==== Data ====

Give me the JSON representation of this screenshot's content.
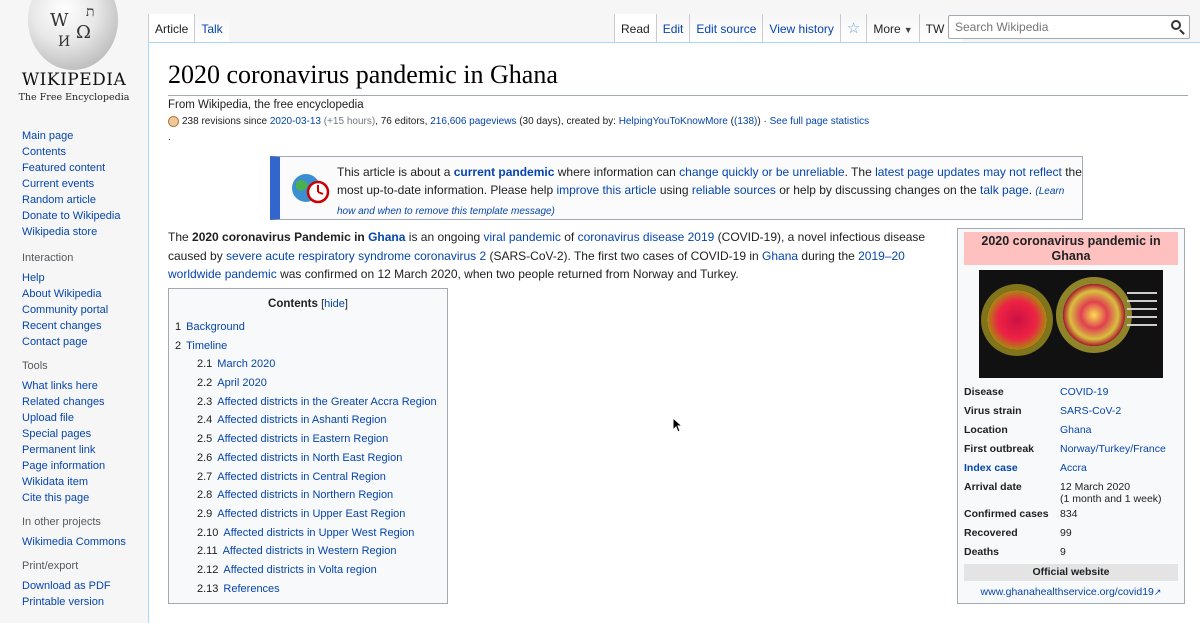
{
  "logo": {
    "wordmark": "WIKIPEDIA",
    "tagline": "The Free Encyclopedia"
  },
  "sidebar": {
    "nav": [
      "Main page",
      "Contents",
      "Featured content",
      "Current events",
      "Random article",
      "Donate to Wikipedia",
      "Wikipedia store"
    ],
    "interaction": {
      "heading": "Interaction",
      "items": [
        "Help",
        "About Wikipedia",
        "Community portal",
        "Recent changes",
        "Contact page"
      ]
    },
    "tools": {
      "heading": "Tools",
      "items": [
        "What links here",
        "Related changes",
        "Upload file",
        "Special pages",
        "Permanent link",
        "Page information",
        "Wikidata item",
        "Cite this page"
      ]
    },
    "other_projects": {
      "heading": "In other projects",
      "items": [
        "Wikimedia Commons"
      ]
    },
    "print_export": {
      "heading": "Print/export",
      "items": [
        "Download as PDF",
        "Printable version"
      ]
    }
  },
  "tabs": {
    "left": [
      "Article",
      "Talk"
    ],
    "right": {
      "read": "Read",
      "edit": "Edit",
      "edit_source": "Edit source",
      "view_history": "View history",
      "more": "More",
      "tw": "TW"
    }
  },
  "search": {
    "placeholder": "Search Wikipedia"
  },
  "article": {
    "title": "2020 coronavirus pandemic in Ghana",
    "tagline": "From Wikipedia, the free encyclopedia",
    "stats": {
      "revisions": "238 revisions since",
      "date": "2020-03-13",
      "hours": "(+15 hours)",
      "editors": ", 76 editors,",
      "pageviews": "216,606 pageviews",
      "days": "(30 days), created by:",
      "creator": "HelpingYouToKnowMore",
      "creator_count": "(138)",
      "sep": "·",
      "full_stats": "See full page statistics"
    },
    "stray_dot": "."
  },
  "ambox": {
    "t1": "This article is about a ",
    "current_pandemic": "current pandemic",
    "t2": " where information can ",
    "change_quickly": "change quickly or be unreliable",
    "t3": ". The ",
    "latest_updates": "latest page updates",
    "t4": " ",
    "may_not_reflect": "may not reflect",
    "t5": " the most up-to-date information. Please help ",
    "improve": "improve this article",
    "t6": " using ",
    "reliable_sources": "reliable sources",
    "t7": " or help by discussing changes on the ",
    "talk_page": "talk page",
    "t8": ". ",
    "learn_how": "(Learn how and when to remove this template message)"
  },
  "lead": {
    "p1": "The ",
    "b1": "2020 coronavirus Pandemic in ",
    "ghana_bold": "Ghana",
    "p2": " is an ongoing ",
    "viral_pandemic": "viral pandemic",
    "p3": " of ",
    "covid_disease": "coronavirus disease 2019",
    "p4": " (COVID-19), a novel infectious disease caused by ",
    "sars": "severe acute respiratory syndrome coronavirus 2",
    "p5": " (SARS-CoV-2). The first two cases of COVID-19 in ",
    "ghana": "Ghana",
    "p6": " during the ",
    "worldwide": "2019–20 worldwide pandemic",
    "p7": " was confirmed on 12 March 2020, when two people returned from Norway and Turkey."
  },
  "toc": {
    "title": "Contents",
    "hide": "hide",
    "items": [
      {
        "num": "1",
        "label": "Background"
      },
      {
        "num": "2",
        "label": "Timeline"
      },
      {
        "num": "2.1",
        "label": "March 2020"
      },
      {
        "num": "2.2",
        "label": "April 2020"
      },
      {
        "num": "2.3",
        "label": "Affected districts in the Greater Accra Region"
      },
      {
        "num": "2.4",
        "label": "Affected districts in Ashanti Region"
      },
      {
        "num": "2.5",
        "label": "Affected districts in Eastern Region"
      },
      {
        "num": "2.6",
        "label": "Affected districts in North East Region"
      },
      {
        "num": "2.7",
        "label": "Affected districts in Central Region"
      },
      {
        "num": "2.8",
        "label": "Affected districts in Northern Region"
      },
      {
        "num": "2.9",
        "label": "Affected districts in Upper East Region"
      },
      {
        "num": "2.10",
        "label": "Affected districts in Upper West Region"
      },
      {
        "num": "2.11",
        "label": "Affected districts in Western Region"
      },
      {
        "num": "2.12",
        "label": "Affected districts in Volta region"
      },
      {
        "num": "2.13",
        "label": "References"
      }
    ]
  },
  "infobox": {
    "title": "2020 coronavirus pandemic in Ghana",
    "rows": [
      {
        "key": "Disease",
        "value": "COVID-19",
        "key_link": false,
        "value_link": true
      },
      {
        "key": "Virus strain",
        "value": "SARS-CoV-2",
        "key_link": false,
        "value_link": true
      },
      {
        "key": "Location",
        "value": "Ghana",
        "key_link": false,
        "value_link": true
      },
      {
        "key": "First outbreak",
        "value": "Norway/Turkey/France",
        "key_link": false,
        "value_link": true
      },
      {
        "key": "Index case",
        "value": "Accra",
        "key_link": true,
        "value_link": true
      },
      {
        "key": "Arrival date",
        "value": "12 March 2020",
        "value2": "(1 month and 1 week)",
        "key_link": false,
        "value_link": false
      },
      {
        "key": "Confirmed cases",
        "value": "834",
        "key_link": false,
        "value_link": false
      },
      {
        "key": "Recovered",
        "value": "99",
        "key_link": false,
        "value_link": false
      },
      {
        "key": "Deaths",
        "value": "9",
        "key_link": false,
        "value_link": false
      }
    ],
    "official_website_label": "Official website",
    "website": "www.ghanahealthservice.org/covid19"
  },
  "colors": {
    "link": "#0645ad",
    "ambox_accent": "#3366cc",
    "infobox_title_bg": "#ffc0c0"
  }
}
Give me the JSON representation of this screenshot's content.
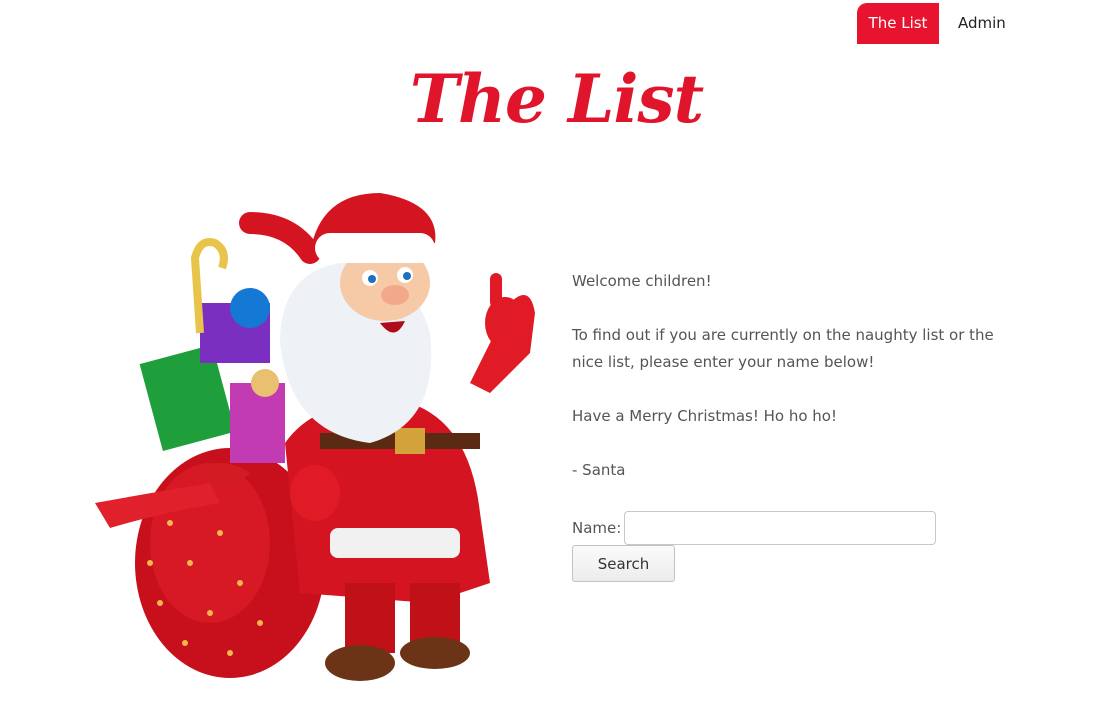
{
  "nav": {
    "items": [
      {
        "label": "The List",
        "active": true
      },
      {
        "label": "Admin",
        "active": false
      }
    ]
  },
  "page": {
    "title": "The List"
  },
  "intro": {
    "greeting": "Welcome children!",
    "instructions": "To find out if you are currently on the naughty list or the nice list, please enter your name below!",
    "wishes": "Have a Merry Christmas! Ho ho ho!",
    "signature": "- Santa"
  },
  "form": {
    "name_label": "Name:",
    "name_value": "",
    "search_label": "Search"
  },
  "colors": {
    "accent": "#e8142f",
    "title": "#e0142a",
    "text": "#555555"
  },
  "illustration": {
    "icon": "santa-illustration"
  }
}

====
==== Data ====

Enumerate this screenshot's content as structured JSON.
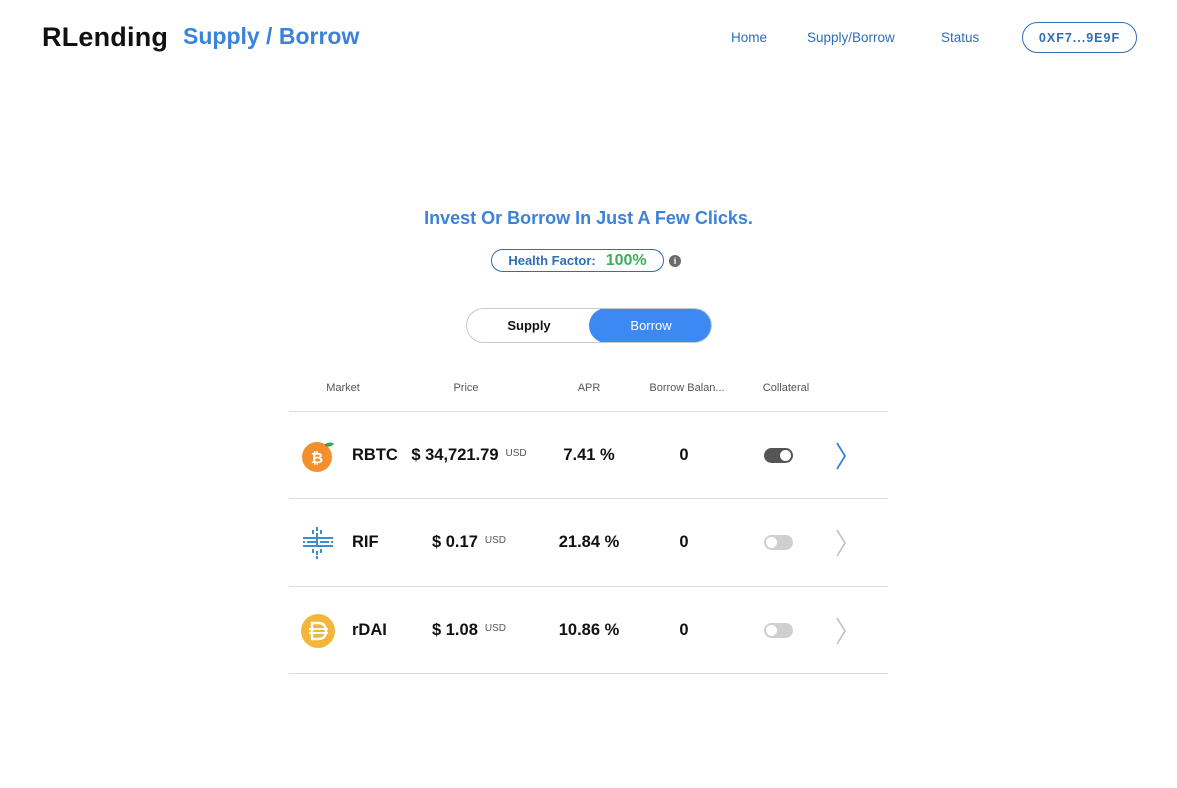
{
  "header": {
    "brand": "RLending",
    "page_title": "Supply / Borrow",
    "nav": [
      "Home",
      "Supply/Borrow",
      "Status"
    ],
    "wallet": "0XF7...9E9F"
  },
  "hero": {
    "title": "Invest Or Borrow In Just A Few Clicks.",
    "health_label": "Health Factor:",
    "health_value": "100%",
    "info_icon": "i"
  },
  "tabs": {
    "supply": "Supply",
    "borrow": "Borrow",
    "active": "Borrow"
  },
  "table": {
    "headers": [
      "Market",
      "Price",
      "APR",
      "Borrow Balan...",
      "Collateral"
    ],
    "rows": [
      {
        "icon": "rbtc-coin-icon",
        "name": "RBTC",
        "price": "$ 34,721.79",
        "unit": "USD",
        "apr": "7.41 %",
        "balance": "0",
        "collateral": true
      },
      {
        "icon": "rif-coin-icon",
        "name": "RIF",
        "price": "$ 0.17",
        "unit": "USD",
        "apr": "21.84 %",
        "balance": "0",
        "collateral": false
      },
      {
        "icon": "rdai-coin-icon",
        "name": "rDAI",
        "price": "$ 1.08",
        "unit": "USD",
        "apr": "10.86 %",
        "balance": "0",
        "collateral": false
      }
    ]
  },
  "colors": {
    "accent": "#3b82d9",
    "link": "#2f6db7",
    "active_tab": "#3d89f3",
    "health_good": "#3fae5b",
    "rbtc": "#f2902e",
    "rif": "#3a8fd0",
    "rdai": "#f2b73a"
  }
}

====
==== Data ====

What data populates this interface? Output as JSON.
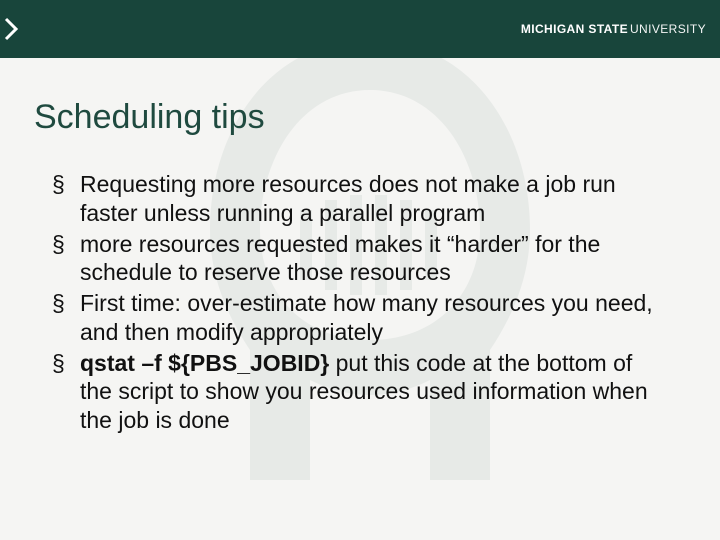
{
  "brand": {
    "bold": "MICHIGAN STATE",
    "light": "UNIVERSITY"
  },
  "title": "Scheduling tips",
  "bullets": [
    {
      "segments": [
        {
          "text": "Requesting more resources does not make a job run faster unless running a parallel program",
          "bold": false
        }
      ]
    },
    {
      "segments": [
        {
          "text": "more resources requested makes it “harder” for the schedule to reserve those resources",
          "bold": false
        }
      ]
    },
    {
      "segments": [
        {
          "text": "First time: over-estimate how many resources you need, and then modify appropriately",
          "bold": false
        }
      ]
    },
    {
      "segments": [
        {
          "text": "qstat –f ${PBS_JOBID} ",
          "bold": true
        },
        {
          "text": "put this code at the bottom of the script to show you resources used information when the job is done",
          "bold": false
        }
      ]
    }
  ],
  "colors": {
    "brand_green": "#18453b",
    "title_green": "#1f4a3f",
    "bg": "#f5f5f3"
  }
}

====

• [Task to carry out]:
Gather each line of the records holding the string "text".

• [Output of the task]:
    "text": "#555555"
          "text": "Requesting more resources does not make a job run faster unless running a parallel program",
          "text": "more resources requested makes it “harder” for the schedule to reserve those resources",
          "text": "First time: over-estimate how many resources you need, and then modify appropriately",
          "text": "qstat –f ${PBS_JOBID} ",
          "text": "put this code at the bottom of the script to show you resources used information when the job is done",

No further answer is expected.